October 13: Loss and Gain.

young newman

Today in Rome Pope Francis will declare John Henry Cardinal Newman a saint of the Catholic Church, an English saint who was not a martyr but a hard-working priest and theologian. He tended the sick during epidemics in Birmingham as well as founding schools and Oratories and defending the faith through fearless enquiry.

All that and he found time to write novels, including Loss and Gain, The Story of a Convert. In the early pages he has these two contrasting passages about a familiar country walk. Draw your own conclusions! And enjoy your next walk, even if it’s the walk to work or to the bus stop.

“When we ourselves were young, we once on a time walked on a hot summer-day from Oxford to Newington—a dull road, as any one who has gone it knows; yet it was new to us; and we protest to you, reader, believe it or not, laugh or not, as you will, to us it seemed on that occasion quite touchingly beautiful; and a soft melancholy came over us, of which the shadows fall even now, when we look back on that dusty, weary journey. And why? because every object which met us was unknown and full of mystery. A tree or two in the distance seemed the beginning of a great wood, or park, stretching endlessly; a hill implied a vale beyond, with that vale’s history; the bye-lanes, with their green hedges, wound and vanished, yet were not lost to the imagination. Such was our first journey; but when we had gone it several times, the mind refused to act, the scene ceased to enchant, stern reality alone remained; and we thought it one of the most tiresome, odious roads we ever had occasion to traverse.”

“”People call this country ugly, and perhaps it is; but whether I am used to it or no, I always am pleased with it. The lights are always new; and thus the landscape, if it deserves the name, is always presented in a new dress. I have known Shotover there take the most opposite hues, sometimes purple, sometimes a bright saffron or tawny orange.” Here he stopped.

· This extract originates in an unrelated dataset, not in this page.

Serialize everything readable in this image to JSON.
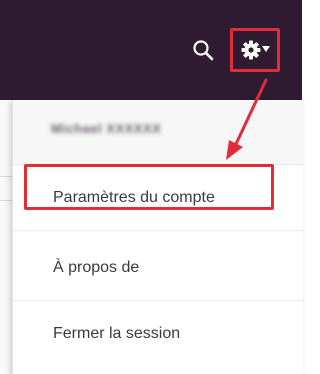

Loss and Gain is available on Kindle

Start reading it for free: http://amzn.eu/7WLLVaT  

Mind your feet!

With all that’s been going on, this story was forgotten till Mme Frog jogged my memory. One evening last week, my daughter went down to empty the kitchen bin onto the compost heap.

Something scurried across her feet. ‘Oh no! a rat!’ she thought, but it didn’t run across the garden like that. And it had spikes: a hedgehog! Our neighbour, who cut a hedgehog hole in his new fence, will be mighty pleased. So was Mrs T, who would like to see an end to slimy slugs in her garden.

Unfortunately Mrs Tiggywinkle did not stop around for a photo-call.